> [TASK OBJECTIVE] Tell me how many lines of the entries below include the string "JSON", and give only the number.

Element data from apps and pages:
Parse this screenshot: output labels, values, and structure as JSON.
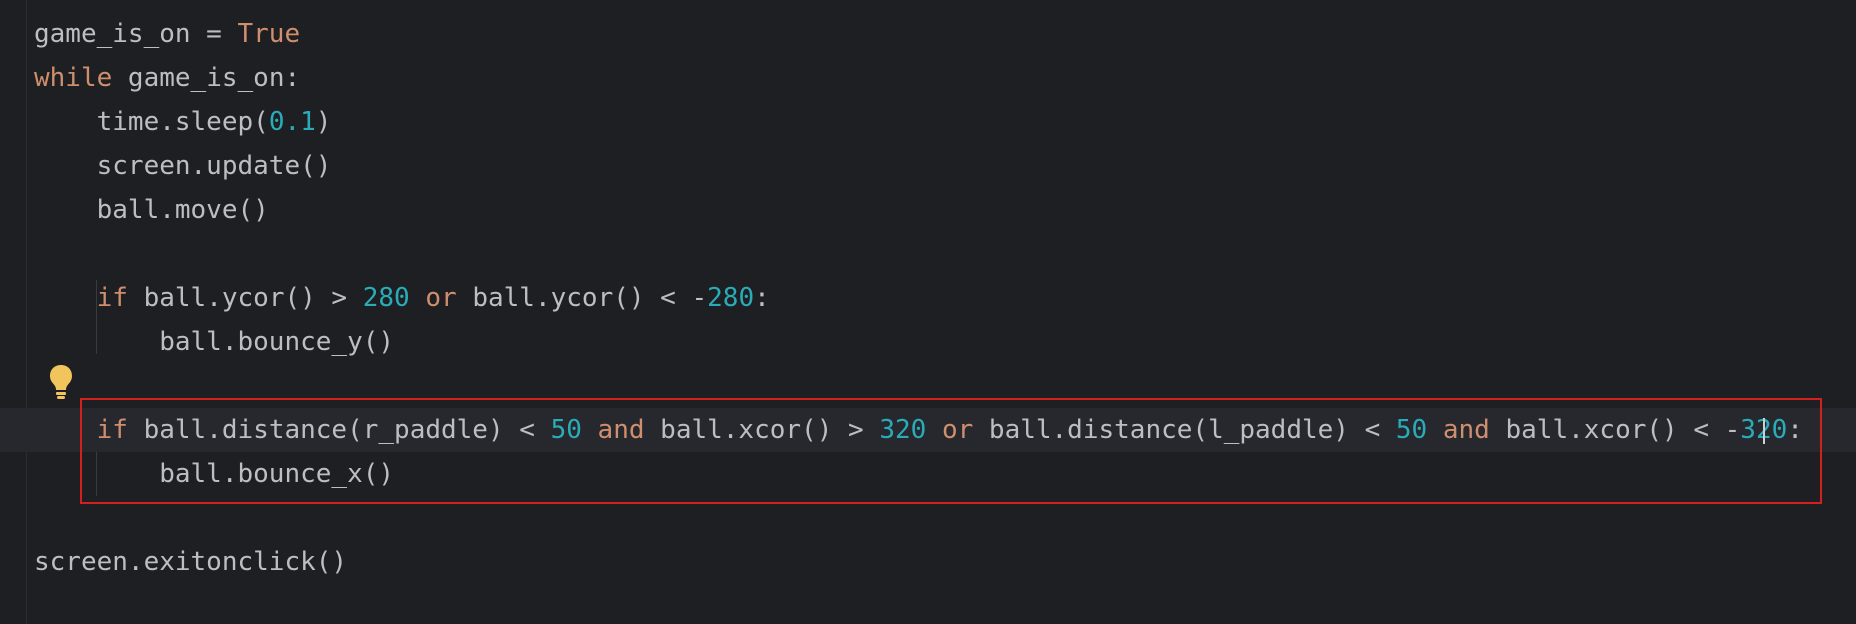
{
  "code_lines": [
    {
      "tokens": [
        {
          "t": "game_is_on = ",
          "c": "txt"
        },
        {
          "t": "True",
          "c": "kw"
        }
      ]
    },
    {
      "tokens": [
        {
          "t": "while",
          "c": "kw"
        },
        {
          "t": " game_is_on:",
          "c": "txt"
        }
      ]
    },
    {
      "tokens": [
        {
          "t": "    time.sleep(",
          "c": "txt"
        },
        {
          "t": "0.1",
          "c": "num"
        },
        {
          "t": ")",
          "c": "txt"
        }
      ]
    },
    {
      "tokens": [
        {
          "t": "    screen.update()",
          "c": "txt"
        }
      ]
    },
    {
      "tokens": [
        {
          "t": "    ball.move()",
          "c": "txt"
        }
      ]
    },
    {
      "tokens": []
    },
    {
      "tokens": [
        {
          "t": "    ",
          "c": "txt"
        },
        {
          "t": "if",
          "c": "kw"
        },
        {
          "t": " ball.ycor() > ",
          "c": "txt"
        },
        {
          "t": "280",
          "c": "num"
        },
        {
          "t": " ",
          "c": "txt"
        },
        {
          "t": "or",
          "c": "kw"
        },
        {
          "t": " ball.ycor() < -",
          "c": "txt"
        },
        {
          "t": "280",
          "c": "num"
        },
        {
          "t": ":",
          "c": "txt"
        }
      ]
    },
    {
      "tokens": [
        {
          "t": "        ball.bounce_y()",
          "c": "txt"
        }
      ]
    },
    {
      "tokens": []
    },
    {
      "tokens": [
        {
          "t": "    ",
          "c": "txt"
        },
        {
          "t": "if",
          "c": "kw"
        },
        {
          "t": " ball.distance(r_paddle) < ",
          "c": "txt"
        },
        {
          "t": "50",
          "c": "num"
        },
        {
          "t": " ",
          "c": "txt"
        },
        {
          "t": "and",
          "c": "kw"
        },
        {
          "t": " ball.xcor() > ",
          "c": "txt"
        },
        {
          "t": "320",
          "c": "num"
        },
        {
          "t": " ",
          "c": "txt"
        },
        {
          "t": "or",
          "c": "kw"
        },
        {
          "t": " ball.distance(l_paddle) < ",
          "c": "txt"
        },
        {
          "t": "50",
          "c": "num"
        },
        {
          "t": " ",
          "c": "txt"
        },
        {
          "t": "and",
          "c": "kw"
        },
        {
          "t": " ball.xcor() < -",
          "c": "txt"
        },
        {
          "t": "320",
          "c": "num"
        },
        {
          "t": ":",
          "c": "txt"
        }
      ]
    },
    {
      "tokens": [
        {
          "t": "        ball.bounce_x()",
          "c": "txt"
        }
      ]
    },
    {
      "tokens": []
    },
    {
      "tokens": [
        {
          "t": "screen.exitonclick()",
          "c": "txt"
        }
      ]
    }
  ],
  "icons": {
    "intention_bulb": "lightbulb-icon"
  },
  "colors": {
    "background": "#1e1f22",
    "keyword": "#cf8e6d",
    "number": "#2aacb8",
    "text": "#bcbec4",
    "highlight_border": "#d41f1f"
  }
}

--

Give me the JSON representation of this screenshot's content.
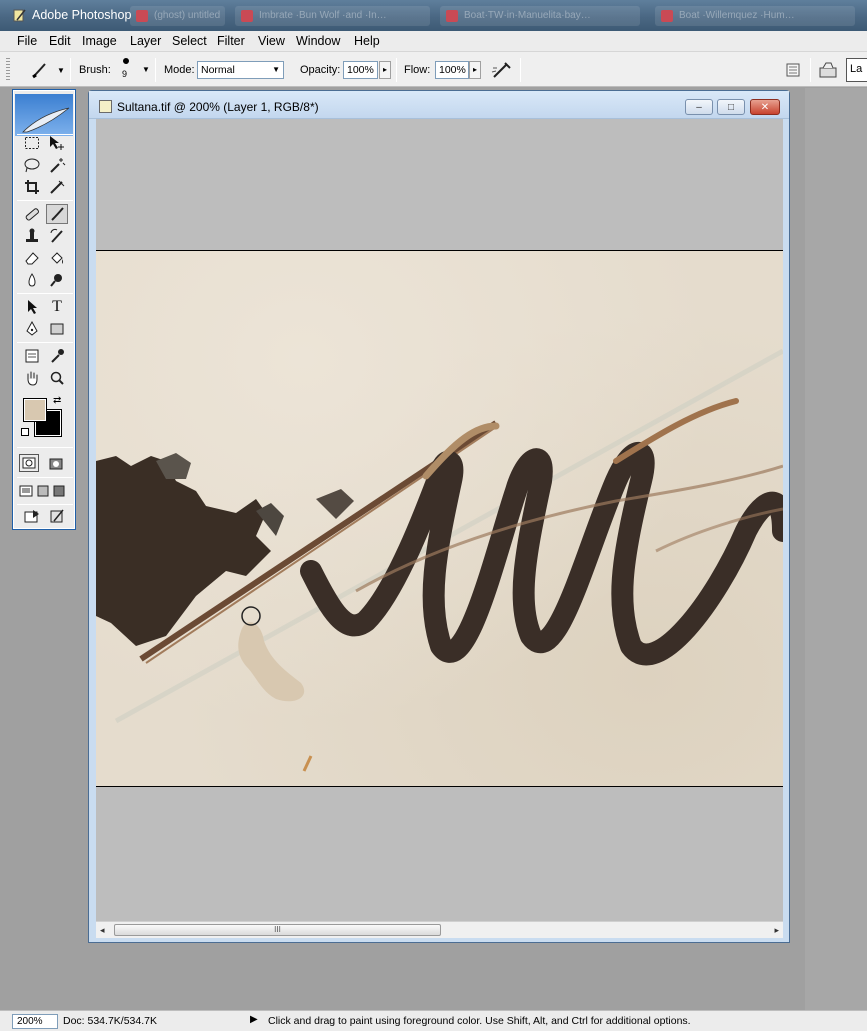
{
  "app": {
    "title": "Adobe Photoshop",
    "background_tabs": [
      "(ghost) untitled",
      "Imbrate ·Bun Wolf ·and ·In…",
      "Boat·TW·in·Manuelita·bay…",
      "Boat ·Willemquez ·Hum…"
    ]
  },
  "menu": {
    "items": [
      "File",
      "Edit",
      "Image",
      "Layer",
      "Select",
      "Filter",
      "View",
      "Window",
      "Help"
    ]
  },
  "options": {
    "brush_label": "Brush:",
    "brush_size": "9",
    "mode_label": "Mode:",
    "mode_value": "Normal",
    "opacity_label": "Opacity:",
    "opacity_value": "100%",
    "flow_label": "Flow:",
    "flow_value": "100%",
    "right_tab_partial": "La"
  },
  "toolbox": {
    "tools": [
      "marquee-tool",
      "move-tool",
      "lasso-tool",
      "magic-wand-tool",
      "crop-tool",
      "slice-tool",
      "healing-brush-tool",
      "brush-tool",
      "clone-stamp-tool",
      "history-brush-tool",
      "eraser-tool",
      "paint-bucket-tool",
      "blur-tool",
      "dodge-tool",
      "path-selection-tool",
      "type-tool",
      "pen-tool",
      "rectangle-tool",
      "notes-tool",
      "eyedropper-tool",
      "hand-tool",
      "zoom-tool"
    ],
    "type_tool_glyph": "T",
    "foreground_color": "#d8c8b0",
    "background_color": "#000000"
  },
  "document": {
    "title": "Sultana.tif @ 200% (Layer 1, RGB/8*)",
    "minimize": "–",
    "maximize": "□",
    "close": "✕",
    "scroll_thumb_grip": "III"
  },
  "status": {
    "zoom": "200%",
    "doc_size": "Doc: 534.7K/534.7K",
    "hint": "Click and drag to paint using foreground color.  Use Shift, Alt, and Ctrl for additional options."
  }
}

> [WRITTEN RESPONSE] 2